WILLIAMSVILLE, N.Y. (WIVB)– Paul Santora, the owner of Santora’s Pizza Pub & Grill restaurants, says for the first time in his many years of ownership, he’s afraid to operate a restaurant in New York State after the New York State Liquor Authority suspended his liquor license.
“It’s become a society that scares me, for the first time in my career, I’m actually afraid to have a business in New York State.”Paul Santora, Owner, Santora’s Pizza Pub & Grill restaurants
Santora says he’s scared because “it is back to the same old — guilty until proven innocent. I don’t think they [NYS Liquor Authority] have just-cause.”
Paul Sanotra is also one of the dozens of restaurant owners suing New York State over the COVID-19 restrictions prohibiting indoor dining.
He owns three restaurants across WNY under the Santora’s Pizza Pub & Grill name. He says his liquor license was suspended December 31 at around 12:30 p.m. by the State Liquor Authority.
Santora says his liquor license was suspended because the state believed customers were in “imminent danger” because of a lack of airflow.
News 4 has reached out to the New York State Liquor Authority regarding this story and has not received a response.
Santora tells us a representative from the state liquor authority came to his Transit Road location in Williamsville on December 29 around 7:15 p.m. and allegedly did not immediately identify themselves.

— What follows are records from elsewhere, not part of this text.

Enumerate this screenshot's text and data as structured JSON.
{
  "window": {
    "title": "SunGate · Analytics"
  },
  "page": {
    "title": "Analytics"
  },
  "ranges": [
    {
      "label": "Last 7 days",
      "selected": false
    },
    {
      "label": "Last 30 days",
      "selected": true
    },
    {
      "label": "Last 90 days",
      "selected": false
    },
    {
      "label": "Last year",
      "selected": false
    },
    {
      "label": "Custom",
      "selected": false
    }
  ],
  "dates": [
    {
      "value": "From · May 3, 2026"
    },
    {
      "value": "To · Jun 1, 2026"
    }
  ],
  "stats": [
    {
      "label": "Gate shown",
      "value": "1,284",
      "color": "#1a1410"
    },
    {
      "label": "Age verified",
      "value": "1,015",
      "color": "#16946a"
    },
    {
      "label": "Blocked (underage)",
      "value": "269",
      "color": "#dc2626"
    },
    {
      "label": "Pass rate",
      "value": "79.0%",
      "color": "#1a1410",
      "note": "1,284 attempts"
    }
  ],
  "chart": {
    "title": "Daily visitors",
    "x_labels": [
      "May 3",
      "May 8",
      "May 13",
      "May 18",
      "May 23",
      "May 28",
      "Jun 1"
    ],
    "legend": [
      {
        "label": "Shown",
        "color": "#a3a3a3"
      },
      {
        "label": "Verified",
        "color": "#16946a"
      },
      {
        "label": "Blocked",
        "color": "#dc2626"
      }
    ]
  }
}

He says the representative was on the patio of the restaurant “posing as kind of a customer,” and then came inside to report airflow issues in the establishment. The liquor authority representative allegedly “stated that he was observing the outside and noticed there wasn’t enough airflow and there could be some problems,” said Santora.
Santora goes on to say, another Santora’s owner was on-site that night and told the state representative “there were soffits above that he [the state representative] couldn’t see because it was nighttime.”
Paul Santora says the representative was asked if two additional doors should be opened to allow more ventilation. The representative allegedly said, “No, don’t worry about it, don’t bother your guests.”
Santora says there was enough airflow.
“He [the state representative] took a videotape of the place because you can’t see the soffit air on 40-foot sides, 40-foot length on each side of the patio because it’s dark, you can see it during the day, he took that video and I guess called an emergency board meeting about us on yesterday or today, the liquor authority did. They voted just on me to pull my liquor license.”Paul Santora, Owner, Santora’s Pizza Pub & Grill restaurants
In response to the lack of airflow allegation, Santora says there have been no complaints in the past about proper airflow, “not only have there been no complaints, there can’t be any complaints because we have sufficient airflow.”
Santora believes his customers weren’t in any danger and says he’s had a liquor license for over 20-years with no offenses. However, any issues he’s had with the Liquor Authority in the past had yielded a warning, Santora tells us.
We asked Santora how long the liquor license suspension would last, he said “they make you go to court, they make you prove your case, they make you do all this stuff. So as long as everybody drags their feet, we can’t get in for that, then that’s as long as it’s going to take.”
Santora said if he had been given the chance to fix the issues the state had, he would have. He adds he’s been a “rule compliant” person from day one of business ownership.
“I can’t imagine, with no disrespect to New York State, that there would be any reason that I wouldn’t have the opportunity to fix what was wrong or have the opportunity to prove my case in any way shape, or form.”Paul Santora, Owner, Santora’s Pizza Pub & Grill restaurants
When it comes to running his business now, Santora says people will come in and not stay because they can’t be served alcohol. He adds that it’s a blow to the already struggling business. Santora tells us he’s been “paying employees for six weeks and have not paid ourselves a penny.”
With the liquor license gone, he says they’ve laid off 10 to 15 more employees, because they can’t afford to pay them.
“So, Happy New Year to my employees, and the New York State Liquor Authority has put them out of a job for the New Year with absolutely no evidence whatsoever. It’s a shame. It’s a complete travesty.”Paul Santora, Owner, Santora’s Pizza Pub & Grill restaurants
Santora’s Attorney, Corey Hogan of HoganWillig Law, says he believes someone in Albany has a problem with him being vocal about his frustrations.
“I’ll be very anxious to find out where these orders came from. We know they came from Albany. Whether they came from Cuomo or one of his underlings I don’t know yet.”
In regard to the lawsuit, Santora tells us they’re not suing the state out of hatred. He says “we’re suing because of the inconsistencies and we need to open.” He says it’s a complete “180-degree turn” from the summer when restaurants were allowed to operate.
He worries that if the Western New York restaurants cannot reopen the area will lose its culture.
He says his liquor license was revoked at 12:30 p.m. on December 31.
He reiterates that if his Williamsville location been given a warning, he would have fixed any issues.
Again, News 4 has reached out to the New York State Liquor Authority regarding this story and has not received a response.